|International Classification||G06K19/07, G06K7/08, G06K19/06, G06K7/00, G06K19/00|
|Cooperative Classification||G06K19/0717, G06K7/0008, G06K19/0723|
|European Classification||G06K19/07E2, G06K19/07T, G06K7/00E|
|Jul 13, 2006||AS||Assignment|
Owner name: HEWLETT-PACKARD DEVELOPMENT COMPANY, L.P., TEXAS
Free format text: ASSIGNMENT OF ASSIGNORS INTEREST;ASSIGNORS:LOH, WENG WAH;DICKIN, FRASER JOHN;REEL/FRAME:018107/0800;SIGNING DATES FROM 20060605 TO 20060606
Owner name: HEWLETT-PACKARD DEVELOPMENT COMPANY, L.P., TEXAS
Free format text: ASSIGNMENT OF ASSIGNORS INTEREST;ASSIGNORS:LOH, WENG WAH;DICKIN, FRASER JOHN;SIGNING DATES FROM 20060605 TO 20060606;REEL/FRAME:018107/0800

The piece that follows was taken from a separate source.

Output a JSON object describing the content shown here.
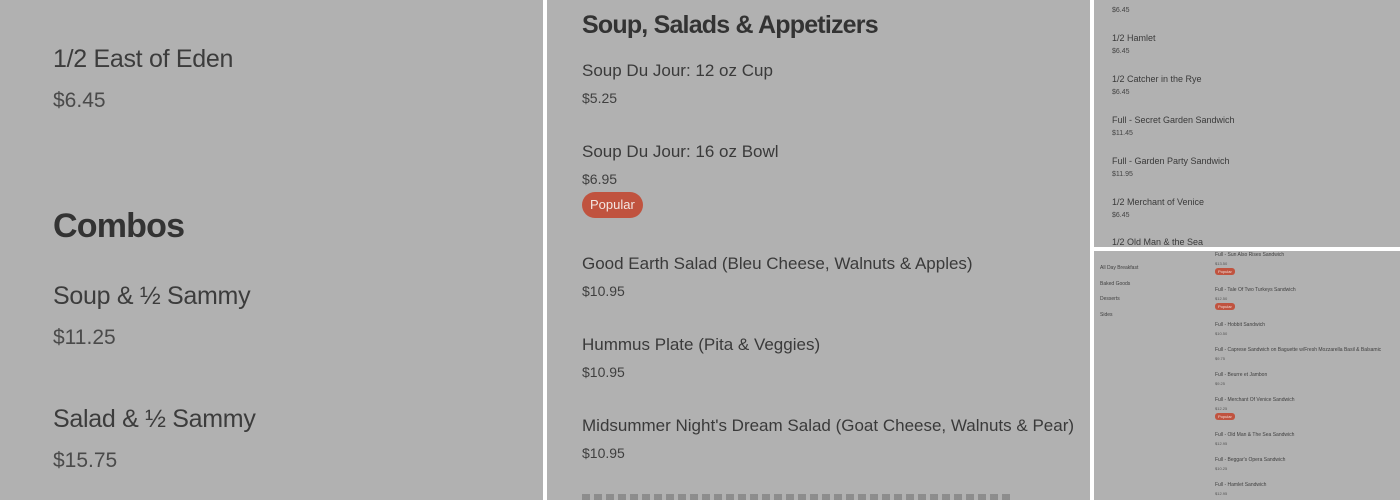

|Jan 23, 2014||FPAY||Fee payment|
Year of fee payment: 4